Though the word 'love' does not appear for many pages, this is above all a tale of a most unlikely affair. Other reviewers have commented on the theological content, and the necessity of Calvinist predestination to maintain the dynamism of the unlikely pairing. But I disagree. The grace to which Jack grudgingly admits that he is beholden - despite, and because of, his thieving, drunken, and apparently weak character - is that of the human spirit, held in the palm of an ultimately loving universe.
Robinson inverts the usual power-relationships: the white man is poor and feeble, his black girl-friend brave and well-employed; her black father is formidable, his father is endlessly forgiving. However, the racial context is secondary and under-played. The gripping central dynamic takes place inside the head of Jack Boughton, from whose perspective the story is told: does he, should he, dare to believe that this accomplished, sensitive young lady can love him? And can he, ought he - a disreputable wastrel whose very presence will destroy his loved one's career and prospects - give her up?
There are marvellous scenes besides those between Jack and Della. For example, when the kind librarian makes a connection with Jack; when Della’s sister Julia tries to make Jack angry so that she can dismiss him; or when the boarding house lady in Chicago discovers that Jack’s ‘wife’ is black.
The story is almost timeless, in a literal sense. There are a few bus trips and one mention of Fred Astaire, but generally the novel could be taking place in the segregated USA any time between about 1870 and about 1960, though doubtless eagle-eyed readers will find many small pointers to the actual setting of about 1950.
On the downside, the descriptions of Jack’s internal thought and feeling processes lose momentum when he is not interacting with Della. Equally, Jack’s scruples and ceaseless introspection seem too fine for a drunk whose first instincts on entering a shop are to steal what he can. There is some exploration about why Jack is so morally (if charmingly) feeble, but nothing convincing. Della’s subterranean attraction to Jack is well developed, but again, I failed to understand why she is so determined to love him (no doubt, she wants to save him, and they connect intellectually, but is that enough?). Finally, the last 100 pages lack the freshness and sense of discovery of the first 200: they are in a sense repetitive scenes of Jack’s passive closeness to Della, though there is a fascination in knowing if they will stick together or not.

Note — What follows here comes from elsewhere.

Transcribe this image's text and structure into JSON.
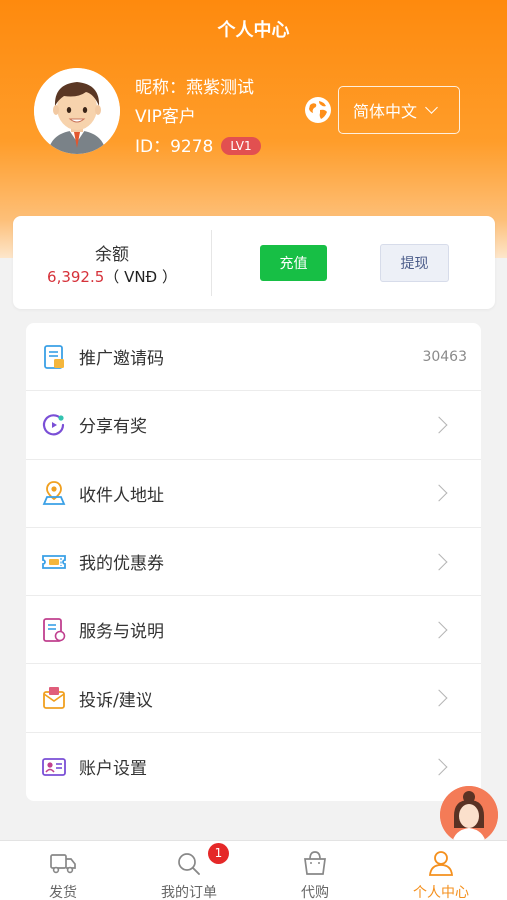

Overall, Robinson shines like no other in her dialogue and the quick thoughts that float in Jack’s mind as he speaks. There are magnetic layers of sensitivity in her creative, clandestine verbal combats. But this fourth novel in the series is weaker in psychological convincingness. Gilead and Lila are less daring but more successful, in my view.